I just passed a dad wheeling his son along the street in a pram. The dad was wearing shiny red leather trainers, red and white stripey socks and white trousers that stopped mid-calf, and a white sleeveless T-shirt. He looked more like a baby than his son, who was wearing little jeans.
The British film certification system once had an ‘X’ certificate rating certifying that everyone over sixteen – i.e.. an adult – could see the film. Then the lines about what constituted adulthood blurred. Censorship was raised to eighteen, the vote was lowered from twenty one, marriage remained at sixteen, meaning you could fight for your country or get married, but not see a horror film.
The economic downslide trapped kids at home so that Italy now has the highest age of those living with parents; the average age of those leaving home is forty. In the past, many of history’s geniuses were dead by that age.
And it gets more complex still as fertility treatment allows late pregnancy and Viagra means late virility. So men become giant toddlers and women totter on heels in baby colours, and the concept of ‘adulthood’ is rebranded as just another playful stage of life. Is this better than the premature ageing of the past? Probably. Only a killjoy would want to return to the ‘toothless crone at thirty five’ look of old films.
Watching ‘Wonderful London’ you get to see that there’s virtually no connection now between that past and this present.

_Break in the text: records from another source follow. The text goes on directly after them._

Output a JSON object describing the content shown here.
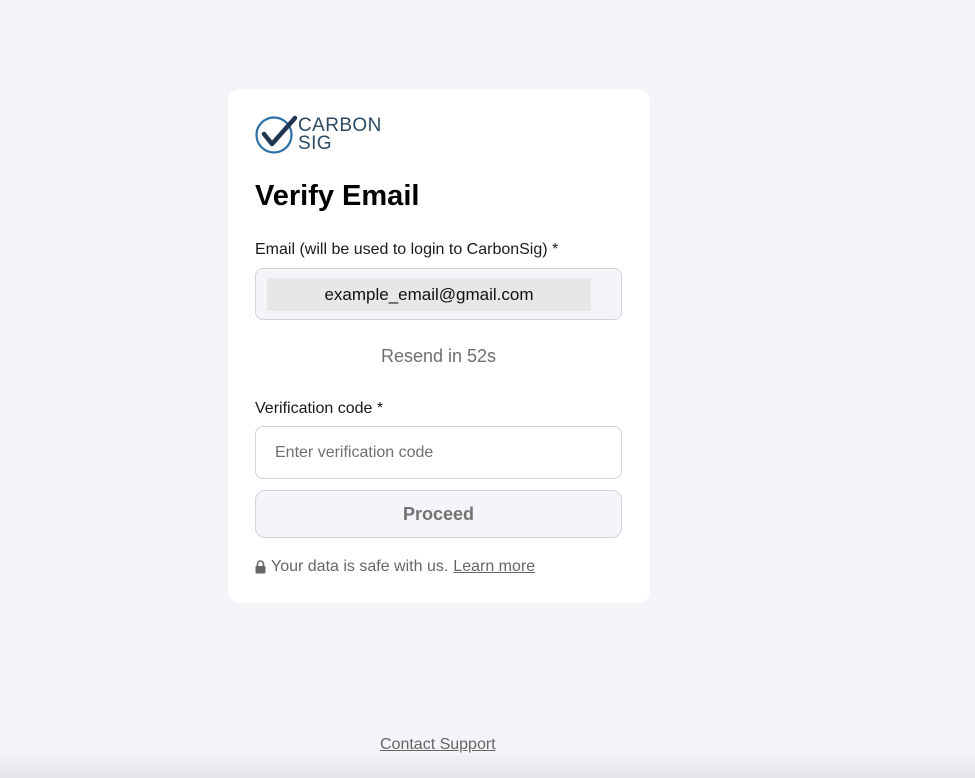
{
  "brand": {
    "logo_line1": "CARBON",
    "logo_line2": "SIG",
    "logo_icon": "checkmark-circle-icon",
    "colors": {
      "logo_circle": "#2b6fa6",
      "logo_check": "#1f3550",
      "logo_text": "#2c4a63"
    }
  },
  "form": {
    "title": "Verify Email",
    "email_label": "Email (will be used to login to CarbonSig) *",
    "email_value": "example_email@gmail.com",
    "resend_text": "Resend in 52s",
    "code_label": "Verification code *",
    "code_placeholder": "Enter verification code",
    "code_value": "",
    "proceed_label": "Proceed"
  },
  "footer_note": {
    "lock_icon": "lock-icon",
    "text": "Your data is safe with us.",
    "link_label": "Learn more"
  },
  "page_footer": {
    "contact_support": "Contact Support"
  }
}
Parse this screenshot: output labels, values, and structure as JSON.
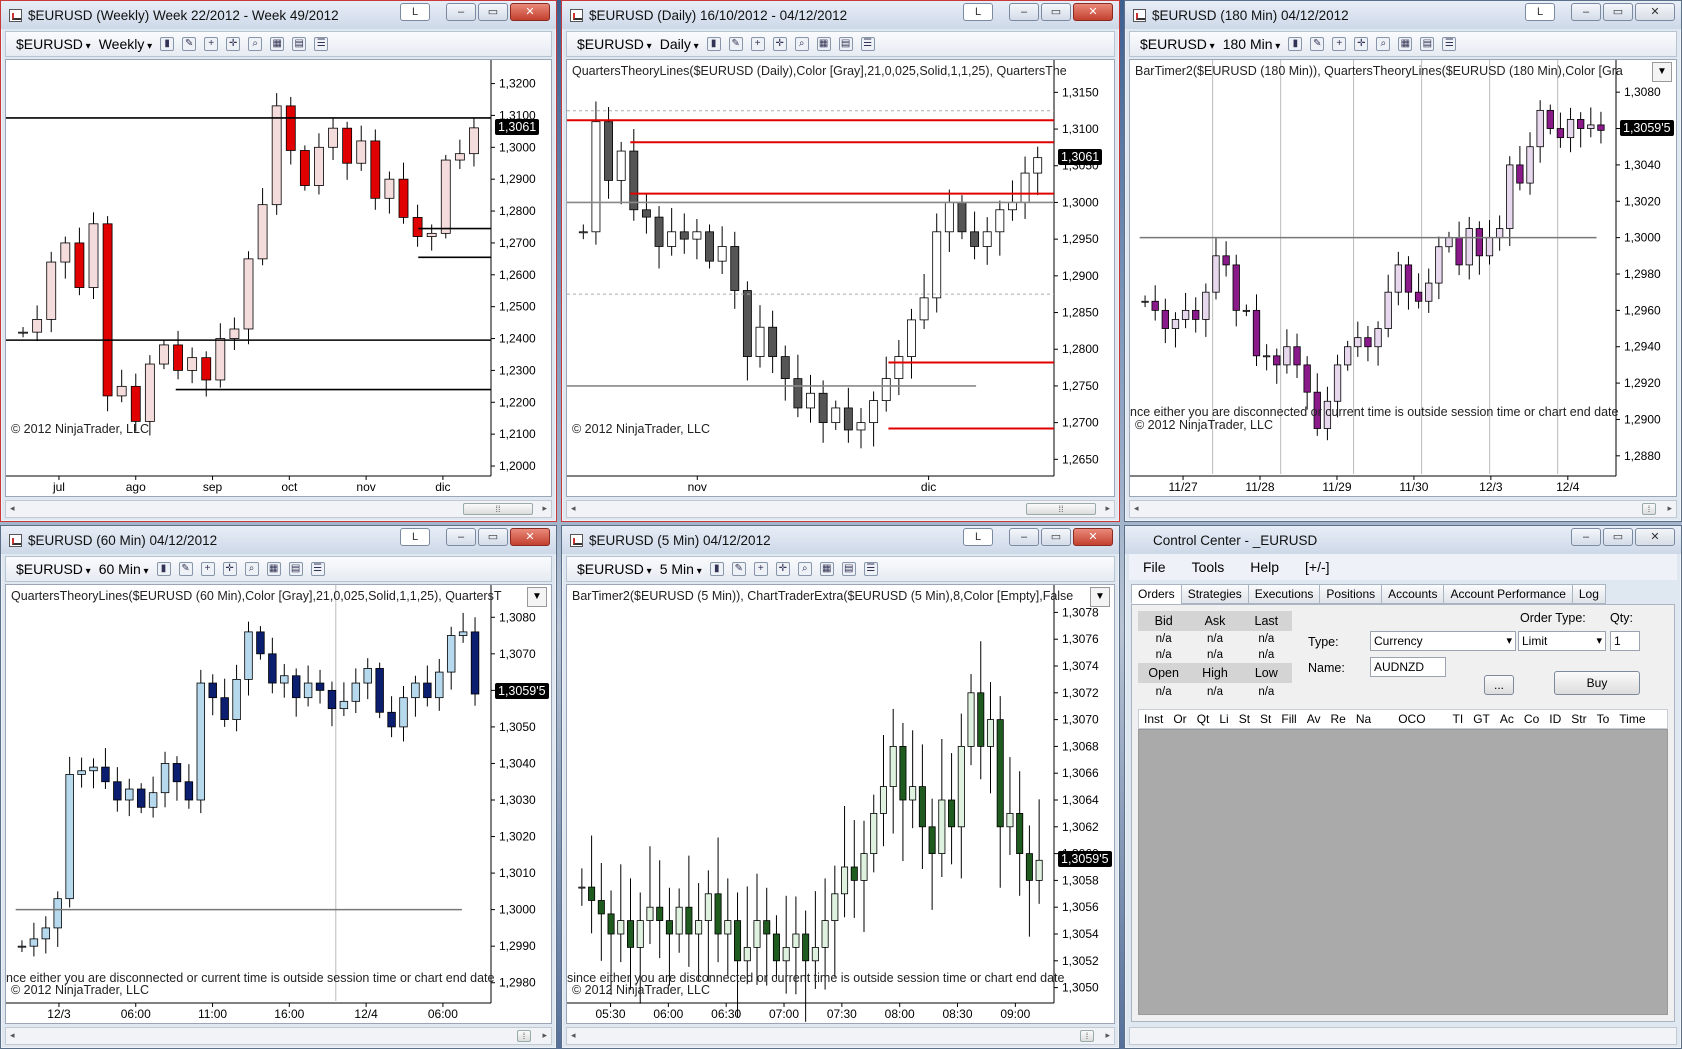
{
  "windows": {
    "weekly": {
      "title": "$EURUSD (Weekly)  Week 22/2012 - Week 49/2012",
      "instrument": "$EURUSD",
      "period": "Weekly",
      "copyright": "© 2012 NinjaTrader, LLC",
      "price_tag": "1,3061",
      "y_ticks": [
        "1,3200",
        "1,3100",
        "1,3000",
        "1,2900",
        "1,2800",
        "1,2700",
        "1,2600",
        "1,2500",
        "1,2400",
        "1,2300",
        "1,2200",
        "1,2100",
        "1,2000"
      ],
      "x_ticks": [
        "jul",
        "ago",
        "sep",
        "oct",
        "nov",
        "dic"
      ]
    },
    "daily": {
      "title": "$EURUSD (Daily)  16/10/2012 - 04/12/2012",
      "instrument": "$EURUSD",
      "period": "Daily",
      "indicator": "QuartersTheoryLines($EURUSD (Daily),Color [Gray],21,0,025,Solid,1,1,25), QuartersThe",
      "copyright": "© 2012 NinjaTrader, LLC",
      "price_tag": "1,3061",
      "y_ticks": [
        "1,3150",
        "1,3100",
        "1,3050",
        "1,3000",
        "1,2950",
        "1,2900",
        "1,2850",
        "1,2800",
        "1,2750",
        "1,2700",
        "1,2650"
      ],
      "x_ticks": [
        "nov",
        "dic"
      ]
    },
    "m180": {
      "title": "$EURUSD (180 Min)  04/12/2012",
      "instrument": "$EURUSD",
      "period": "180 Min",
      "indicator": "BarTimer2($EURUSD (180 Min)), QuartersTheoryLines($EURUSD (180 Min),Color [Gra",
      "status": "nce either you are disconnected or current time is outside session time or chart end date",
      "copyright": "© 2012 NinjaTrader, LLC",
      "price_tag": "1,3059'5",
      "y_ticks": [
        "1,3080",
        "1,3060",
        "1,3040",
        "1,3020",
        "1,3000",
        "1,2980",
        "1,2960",
        "1,2940",
        "1,2920",
        "1,2900",
        "1,2880"
      ],
      "x_ticks": [
        "11/27",
        "11/28",
        "11/29",
        "11/30",
        "12/3",
        "12/4"
      ]
    },
    "m60": {
      "title": "$EURUSD (60 Min)  04/12/2012",
      "instrument": "$EURUSD",
      "period": "60 Min",
      "indicator": "QuartersTheoryLines($EURUSD (60 Min),Color [Gray],21,0,025,Solid,1,1,25), QuartersT",
      "status": "nce either you are disconnected or current time is outside session time or chart end date",
      "copyright": "© 2012 NinjaTrader, LLC",
      "price_tag": "1,3059'5",
      "y_ticks": [
        "1,3080",
        "1,3070",
        "1,3060",
        "1,3050",
        "1,3040",
        "1,3030",
        "1,3020",
        "1,3010",
        "1,3000",
        "1,2990",
        "1,2980"
      ],
      "x_ticks": [
        "12/3",
        "06:00",
        "11:00",
        "16:00",
        "12/4",
        "06:00"
      ]
    },
    "m5": {
      "title": "$EURUSD (5 Min)  04/12/2012",
      "instrument": "$EURUSD",
      "period": "5 Min",
      "indicator": "BarTimer2($EURUSD (5 Min)), ChartTraderExtra($EURUSD (5 Min),8,Color [Empty],False",
      "status": "since either you are disconnected or current time is outside session time or chart end date",
      "copyright": "© 2012 NinjaTrader, LLC",
      "price_tag": "1,3059'5",
      "y_ticks": [
        "1,3078",
        "1,3076",
        "1,3074",
        "1,3072",
        "1,3070",
        "1,3068",
        "1,3066",
        "1,3064",
        "1,3062",
        "1,3060",
        "1,3058",
        "1,3056",
        "1,3054",
        "1,3052",
        "1,3050"
      ],
      "x_ticks": [
        "05:30",
        "06:00",
        "06:30",
        "07:00",
        "07:30",
        "08:00",
        "08:30",
        "09:00"
      ]
    }
  },
  "control_center": {
    "title": "Control Center - _EURUSD",
    "menu": [
      "File",
      "Tools",
      "Help",
      "[+/-]"
    ],
    "tabs": [
      "Orders",
      "Strategies",
      "Executions",
      "Positions",
      "Accounts",
      "Account Performance",
      "Log"
    ],
    "quote_headers1": [
      "Bid",
      "Ask",
      "Last"
    ],
    "quote_values1": [
      "n/a",
      "n/a",
      "n/a"
    ],
    "quote_values2": [
      "n/a",
      "n/a",
      "n/a"
    ],
    "quote_headers2": [
      "Open",
      "High",
      "Low"
    ],
    "quote_values3": [
      "n/a",
      "n/a",
      "n/a"
    ],
    "type_label": "Type:",
    "type_value": "Currency",
    "name_label": "Name:",
    "name_value": "AUDNZD",
    "order_type_label": "Order Type:",
    "order_type_value": "Limit",
    "qty_label": "Qty:",
    "qty_value": "1",
    "ellipsis_button": "...",
    "buy_button": "Buy",
    "order_columns": [
      "Inst",
      "Or",
      "Qt",
      "Li",
      "St",
      "St",
      "Fill",
      "Av",
      "Re",
      "Na",
      "OCO",
      "TI",
      "GT",
      "Ac",
      "Co",
      "ID",
      "Str",
      "To",
      "Time"
    ]
  },
  "common": {
    "btn_l": "L",
    "btn_min": "‒",
    "btn_max": "▭",
    "btn_close": "✕"
  }
}
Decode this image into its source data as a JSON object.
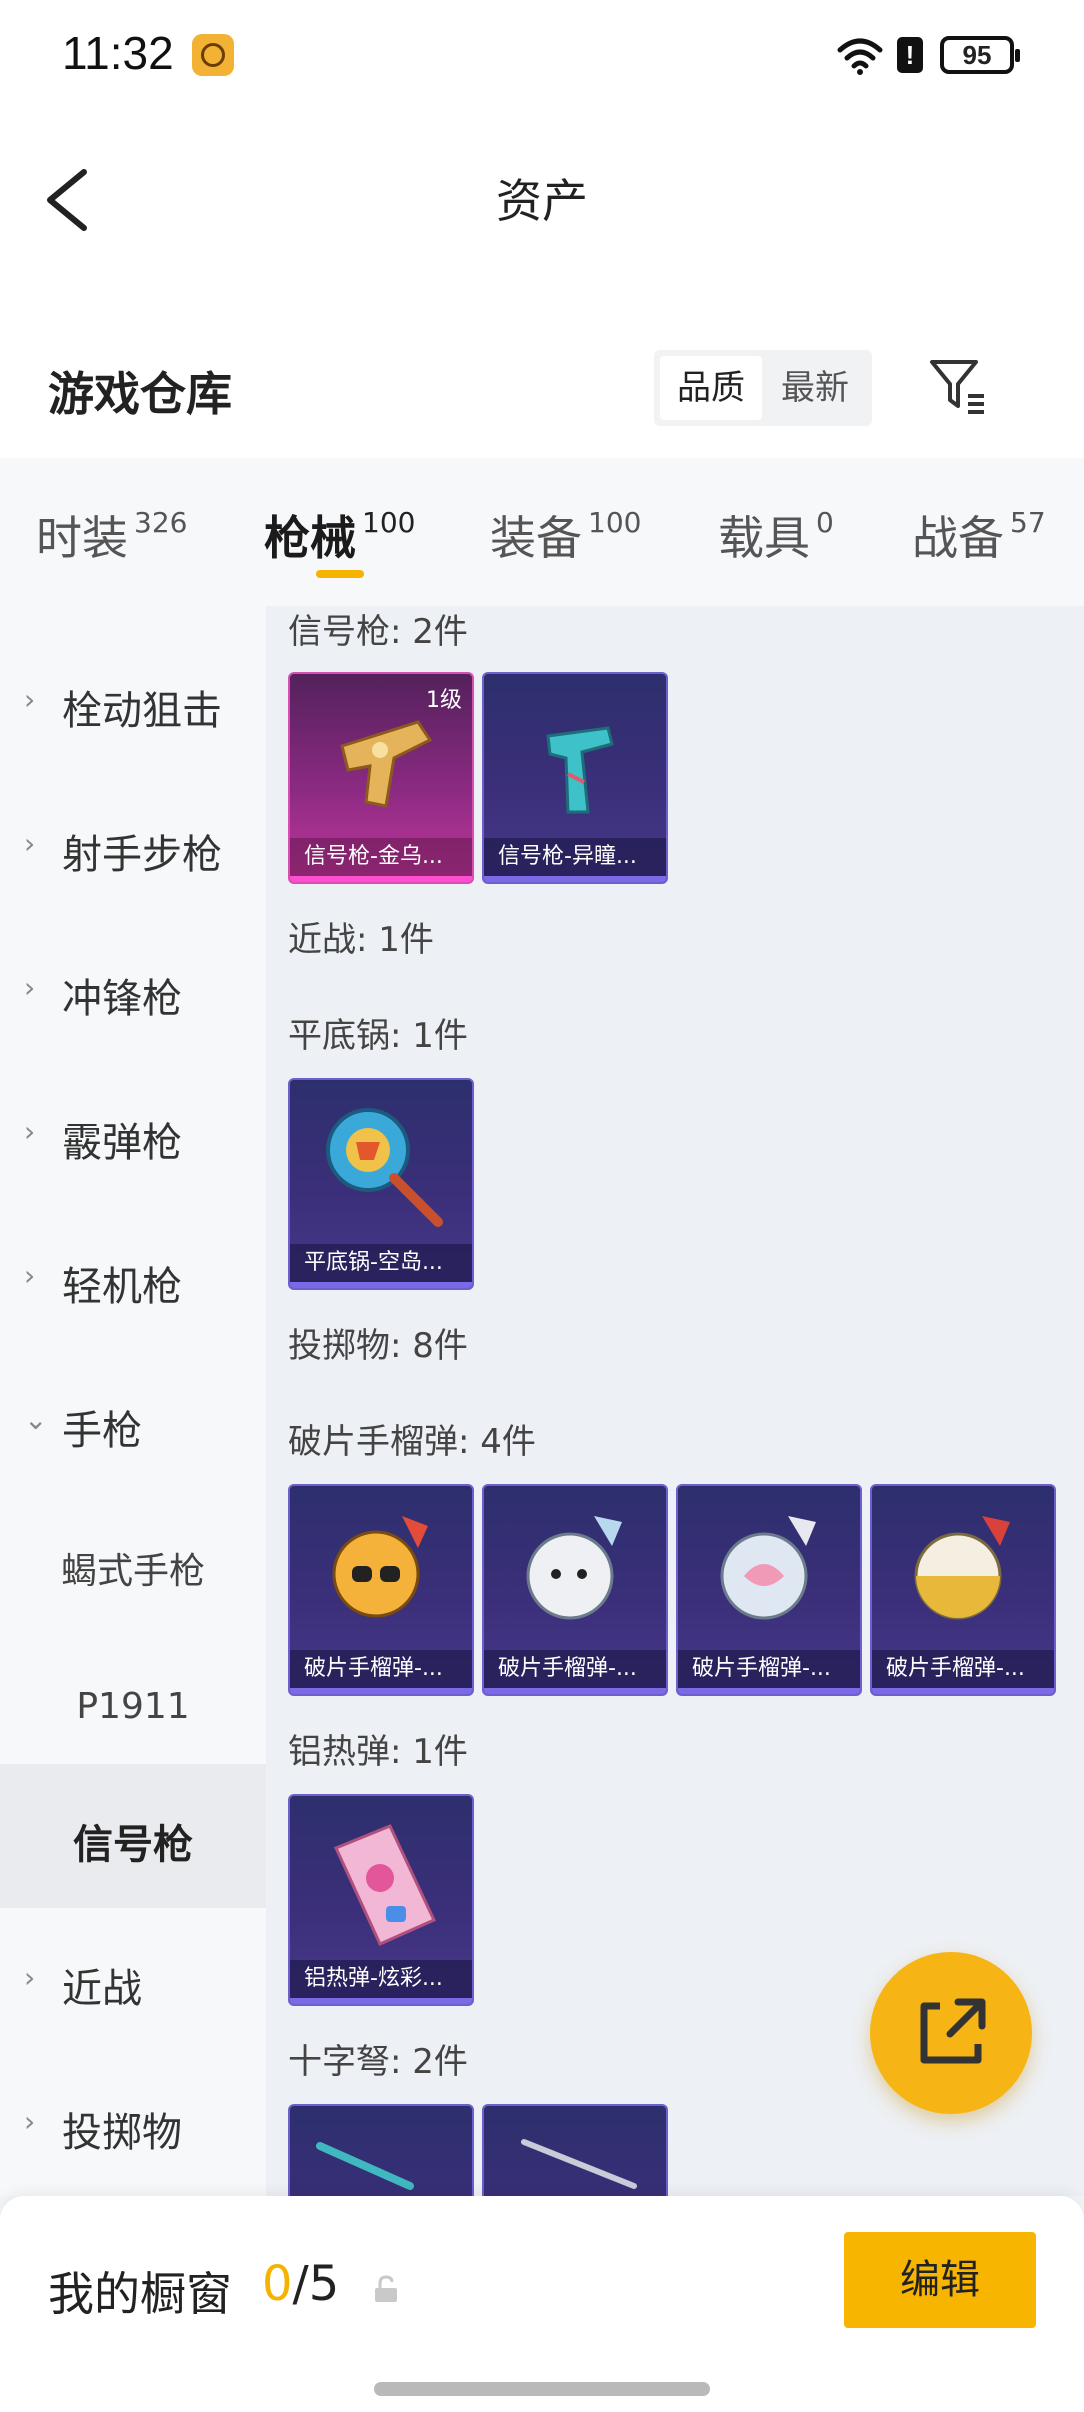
{
  "status_bar": {
    "time": "11:32",
    "battery": "95",
    "alert": "!"
  },
  "header": {
    "title": "资产"
  },
  "warehouse": {
    "title": "游戏仓库",
    "sort_options": [
      "品质",
      "最新"
    ]
  },
  "tabs": [
    {
      "label": "时装",
      "count": "326"
    },
    {
      "label": "枪械",
      "count": "100"
    },
    {
      "label": "装备",
      "count": "100"
    },
    {
      "label": "载具",
      "count": "0"
    },
    {
      "label": "战备",
      "count": "57"
    }
  ],
  "sidebar": {
    "items": [
      {
        "label": "栓动狙击",
        "chevron": "›"
      },
      {
        "label": "射手步枪",
        "chevron": "›"
      },
      {
        "label": "冲锋枪",
        "chevron": "›"
      },
      {
        "label": "霰弹枪",
        "chevron": "›"
      },
      {
        "label": "轻机枪",
        "chevron": "›"
      },
      {
        "label": "手枪",
        "chevron": "⌄"
      },
      {
        "label": "蝎式手枪"
      },
      {
        "label": "P1911"
      },
      {
        "label": "信号枪"
      },
      {
        "label": "近战",
        "chevron": "›"
      },
      {
        "label": "投掷物",
        "chevron": "›"
      }
    ]
  },
  "content": {
    "sections": {
      "flare_gun": "信号枪: 2件",
      "melee": "近战: 1件",
      "pan": "平底锅: 1件",
      "throwables": "投掷物: 8件",
      "frag": "破片手榴弹: 4件",
      "thermite": "铝热弹: 1件",
      "crossbow": "十字弩: 2件"
    },
    "cards": {
      "flare_1": {
        "name": "信号枪-金乌...",
        "level": "1级"
      },
      "flare_2": {
        "name": "信号枪-异瞳..."
      },
      "pan_1": {
        "name": "平底锅-空岛..."
      },
      "frag_1": {
        "name": "破片手榴弹-..."
      },
      "frag_2": {
        "name": "破片手榴弹-..."
      },
      "frag_3": {
        "name": "破片手榴弹-..."
      },
      "frag_4": {
        "name": "破片手榴弹-..."
      },
      "thermite_1": {
        "name": "铝热弹-炫彩..."
      }
    }
  },
  "showcase": {
    "label": "我的橱窗",
    "current": "0",
    "total": "/5",
    "edit_label": "编辑"
  },
  "colors": {
    "accent": "#f5b300",
    "card_purple": "#3b2f7a",
    "card_gold": "#c2379c"
  }
}
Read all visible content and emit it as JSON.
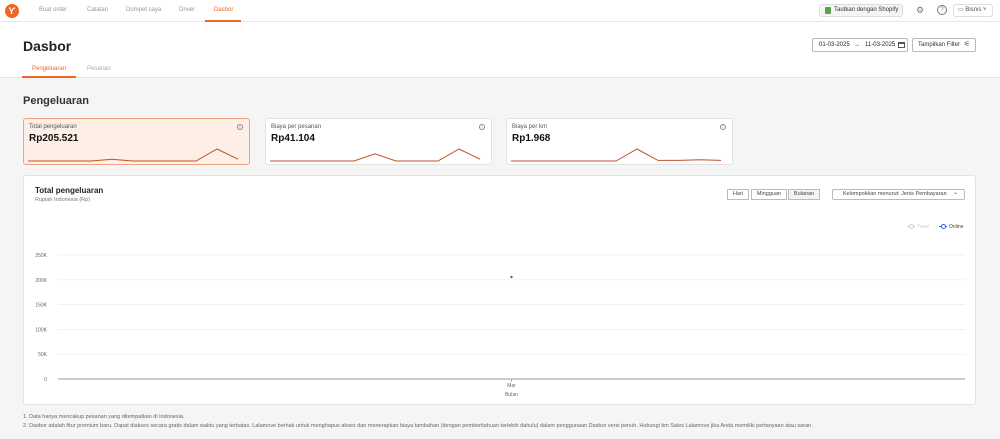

Only children and buildings remind you that we’re on the same planet.